“What is patriotism? Is it serving your country during wartime, or making war on injustice in your hometown? Is it gathering with friends and setting off fireworks, or is patriotism a feeling that transcends words?
Some say it is unpatriotic to oppose the war, but hear me out: Say if your kid brings home a bad report card. Are you proud of him? Probably not. But do you still love him?
Yes. Loving your family is wanting what’s best for them. Loving your country is not just saluting the flag; loving your country is trying to make your country better. If you don’t want a better future for America, how can you say you love it?”
updated 10:05 a.m. EDT, Fri July 4, 2008 CNN
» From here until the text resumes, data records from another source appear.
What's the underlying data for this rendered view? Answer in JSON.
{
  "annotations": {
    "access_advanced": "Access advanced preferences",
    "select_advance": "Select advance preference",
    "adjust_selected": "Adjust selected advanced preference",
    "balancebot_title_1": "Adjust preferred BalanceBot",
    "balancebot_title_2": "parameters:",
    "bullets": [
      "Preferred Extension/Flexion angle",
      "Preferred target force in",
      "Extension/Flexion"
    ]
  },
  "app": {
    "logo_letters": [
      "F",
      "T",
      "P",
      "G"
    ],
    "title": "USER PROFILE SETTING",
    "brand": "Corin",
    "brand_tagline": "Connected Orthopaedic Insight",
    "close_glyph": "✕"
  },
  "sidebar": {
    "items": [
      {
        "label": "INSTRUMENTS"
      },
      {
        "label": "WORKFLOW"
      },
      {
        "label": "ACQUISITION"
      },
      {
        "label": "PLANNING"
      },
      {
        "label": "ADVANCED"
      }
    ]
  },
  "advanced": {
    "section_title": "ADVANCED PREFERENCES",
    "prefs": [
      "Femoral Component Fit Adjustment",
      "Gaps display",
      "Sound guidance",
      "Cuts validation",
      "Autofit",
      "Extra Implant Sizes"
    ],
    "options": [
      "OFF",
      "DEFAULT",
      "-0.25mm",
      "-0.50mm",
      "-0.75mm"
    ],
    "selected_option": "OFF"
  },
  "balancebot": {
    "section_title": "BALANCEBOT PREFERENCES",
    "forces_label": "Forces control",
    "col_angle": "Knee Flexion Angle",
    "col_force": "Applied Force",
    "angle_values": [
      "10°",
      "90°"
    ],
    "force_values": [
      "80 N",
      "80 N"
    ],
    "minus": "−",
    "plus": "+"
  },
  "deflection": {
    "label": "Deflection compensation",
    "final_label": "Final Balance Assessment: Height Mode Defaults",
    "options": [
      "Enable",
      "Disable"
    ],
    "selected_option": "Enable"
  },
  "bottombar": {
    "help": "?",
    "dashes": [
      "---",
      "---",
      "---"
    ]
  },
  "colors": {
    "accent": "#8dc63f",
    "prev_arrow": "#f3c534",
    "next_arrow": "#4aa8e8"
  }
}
I believe that Patriotism is a feeling that is difficult to describe. Today, my class watched the News stations on the morning of September 11, 2001. As I watched the broadcast I had pretended as if we were viewing the CNN broadcasting live. The first tower’s broadcast time was slow and as I watched the smoke escape the building, something unexplainable happened to me. In that moment, I had felt the nation shaking and I understood what it meant to be an American. I had forgotten the next event that was taking place and when the buildings finally collapsed, so did pieces of me. While I watched the buildings stand tall, I was an American. Even as the buildings withstood the weight of it all, I was still an American. Yet, once the buildings collapsed, so did the entire nation. It rocked, shook and eventually everyone was leaning together as one. For the second time in history we were attacked on U.S. soil. We knew not if it was the end or only the beginning of what we don’t know. The children did not understand the story they watched unfold. As I write to you today, I must confess: I was American in the beginning and even when shaken we rise up together nevertheless.